If you’re someone who normally eats quite healthily but have found yourself diving into comfort food and bags of sweets during the pandemic, take heart. You are not alone. And rest assured that the Covid-19 pandemic might be partly to blame for your craving-induced snacking.
A global pandemic of Covid-19 proportions is a (hopefully) once-in-a-lifetime experience. None of us has experienced anything similar that may have prepared us for it. It is a period of complete uncertainty, fear and confusion.
This kind of stress can have a number of effects on our bodies, both physiologically and psychologically.
IT'S ALL IN YOUR HEAD
The lockdown may have led to many people experiencing strong cravings for foods they generally try to avoid.
One of the main causes of these cravings is the effects of chemicals, or neurotransmitters, in the brain such as dopamine, gamma-aminobutyric acid and serotonin.
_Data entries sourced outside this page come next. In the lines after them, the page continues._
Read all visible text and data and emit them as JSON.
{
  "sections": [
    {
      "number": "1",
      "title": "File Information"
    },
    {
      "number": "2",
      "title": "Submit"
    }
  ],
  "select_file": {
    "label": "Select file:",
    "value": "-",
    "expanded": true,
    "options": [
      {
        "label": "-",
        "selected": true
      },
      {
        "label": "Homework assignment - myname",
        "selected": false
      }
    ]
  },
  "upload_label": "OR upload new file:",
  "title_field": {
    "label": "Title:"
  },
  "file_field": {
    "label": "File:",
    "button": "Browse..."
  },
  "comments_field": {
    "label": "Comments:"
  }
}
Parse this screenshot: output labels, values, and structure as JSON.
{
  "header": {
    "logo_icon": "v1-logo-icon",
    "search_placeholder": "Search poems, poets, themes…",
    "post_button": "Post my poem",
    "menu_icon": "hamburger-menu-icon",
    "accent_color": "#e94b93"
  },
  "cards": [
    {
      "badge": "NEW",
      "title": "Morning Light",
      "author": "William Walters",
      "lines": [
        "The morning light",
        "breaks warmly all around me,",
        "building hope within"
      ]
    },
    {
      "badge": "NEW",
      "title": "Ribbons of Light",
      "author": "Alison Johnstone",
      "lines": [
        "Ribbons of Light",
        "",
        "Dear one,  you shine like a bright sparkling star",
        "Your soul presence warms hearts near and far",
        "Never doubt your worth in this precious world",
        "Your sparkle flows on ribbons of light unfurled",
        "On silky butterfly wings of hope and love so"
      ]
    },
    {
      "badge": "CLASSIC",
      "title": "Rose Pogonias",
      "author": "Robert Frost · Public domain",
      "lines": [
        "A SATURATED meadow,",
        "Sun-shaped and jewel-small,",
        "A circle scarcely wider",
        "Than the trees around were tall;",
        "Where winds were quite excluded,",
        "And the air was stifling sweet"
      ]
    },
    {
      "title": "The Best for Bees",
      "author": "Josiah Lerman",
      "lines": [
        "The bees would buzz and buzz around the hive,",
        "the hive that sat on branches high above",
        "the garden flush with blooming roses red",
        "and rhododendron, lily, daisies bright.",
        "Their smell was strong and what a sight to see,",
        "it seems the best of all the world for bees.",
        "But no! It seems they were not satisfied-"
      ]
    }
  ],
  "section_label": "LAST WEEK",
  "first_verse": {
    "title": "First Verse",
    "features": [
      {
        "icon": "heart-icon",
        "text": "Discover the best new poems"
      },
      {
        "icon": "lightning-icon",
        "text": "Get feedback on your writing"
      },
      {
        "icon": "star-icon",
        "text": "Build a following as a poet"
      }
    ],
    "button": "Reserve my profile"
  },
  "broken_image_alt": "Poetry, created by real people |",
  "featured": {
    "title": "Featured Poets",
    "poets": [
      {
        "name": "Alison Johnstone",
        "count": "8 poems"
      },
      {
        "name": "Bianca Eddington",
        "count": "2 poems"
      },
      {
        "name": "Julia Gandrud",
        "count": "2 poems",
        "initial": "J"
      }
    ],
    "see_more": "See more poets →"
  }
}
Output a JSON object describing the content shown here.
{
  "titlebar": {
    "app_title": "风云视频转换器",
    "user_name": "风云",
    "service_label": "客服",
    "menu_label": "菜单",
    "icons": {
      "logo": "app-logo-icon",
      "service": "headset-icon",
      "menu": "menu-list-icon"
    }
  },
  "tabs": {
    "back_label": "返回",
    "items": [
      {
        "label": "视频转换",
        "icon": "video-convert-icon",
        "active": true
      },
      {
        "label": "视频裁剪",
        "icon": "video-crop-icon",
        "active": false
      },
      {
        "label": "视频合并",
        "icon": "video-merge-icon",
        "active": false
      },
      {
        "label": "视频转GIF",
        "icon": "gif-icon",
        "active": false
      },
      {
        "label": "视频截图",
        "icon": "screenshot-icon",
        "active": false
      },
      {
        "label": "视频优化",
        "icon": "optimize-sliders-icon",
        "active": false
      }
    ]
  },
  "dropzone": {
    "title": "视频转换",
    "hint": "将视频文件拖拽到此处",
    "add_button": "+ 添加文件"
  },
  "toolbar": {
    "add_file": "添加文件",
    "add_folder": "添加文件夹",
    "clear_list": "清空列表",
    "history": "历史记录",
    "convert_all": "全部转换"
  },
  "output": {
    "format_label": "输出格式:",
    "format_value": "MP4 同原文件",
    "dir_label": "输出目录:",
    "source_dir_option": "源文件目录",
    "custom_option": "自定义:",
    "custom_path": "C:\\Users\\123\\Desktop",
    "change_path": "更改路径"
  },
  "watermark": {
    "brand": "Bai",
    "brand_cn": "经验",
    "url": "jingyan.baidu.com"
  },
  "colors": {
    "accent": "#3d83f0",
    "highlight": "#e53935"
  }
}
An imbalance in dopamine has been linked to obesity and blood sugar irregularities, while an imbalance in gamma-aminobutyric acid can lead to insomnia and carbohydrate cravings.
A serotonin imbalance can lead to weight gain, depression, carbohydrate cravings and salt cravings. The effect of stress, lack of sunlight, lack of physical activity, poor diet and lack of sleep can all contribute to neurotransmitter imbalances.
All of these factors have been very relevant during this lockdown and thus helps to explain why cravings have increased during this time. Some studies have shown that physical or emotional distress can increase the intake of food high in fat, sugar or both.
Once eaten, fat and sugary foods seem to have a feedback effect that dampens stress-related responses and emotions. These foods are “comfort” foods in that they seem to counteract stress — and this may contribute to people's stress-induced craving for those foods.
Overeating isn't the only stress-related behaviour that can result in weight gain. When we are stressed, we don’t sleep as well which means we are more tired and will exercise less. We drink more caffeine and sugar to keep our energy levels up.
And then there’s booze, which we feel we need to relax, which effects hunger, motivation and sleep. And the cycle repeats. There are, of course, other contributing factors to cravings during lockdown, including boredom, easier access to food while being at home and even people’s keen interest in baking that developed during the initial stages of being housebound.
To manage your cravings, try to get enough sleep, get outside into the fresh air and sunlight every day, eat a healthy balanced diet rich in brain-boosting omega 3 fatty acids and fresh fruits and vegetables, get regular exercise and try to find other activities to do at home that don’t involve food.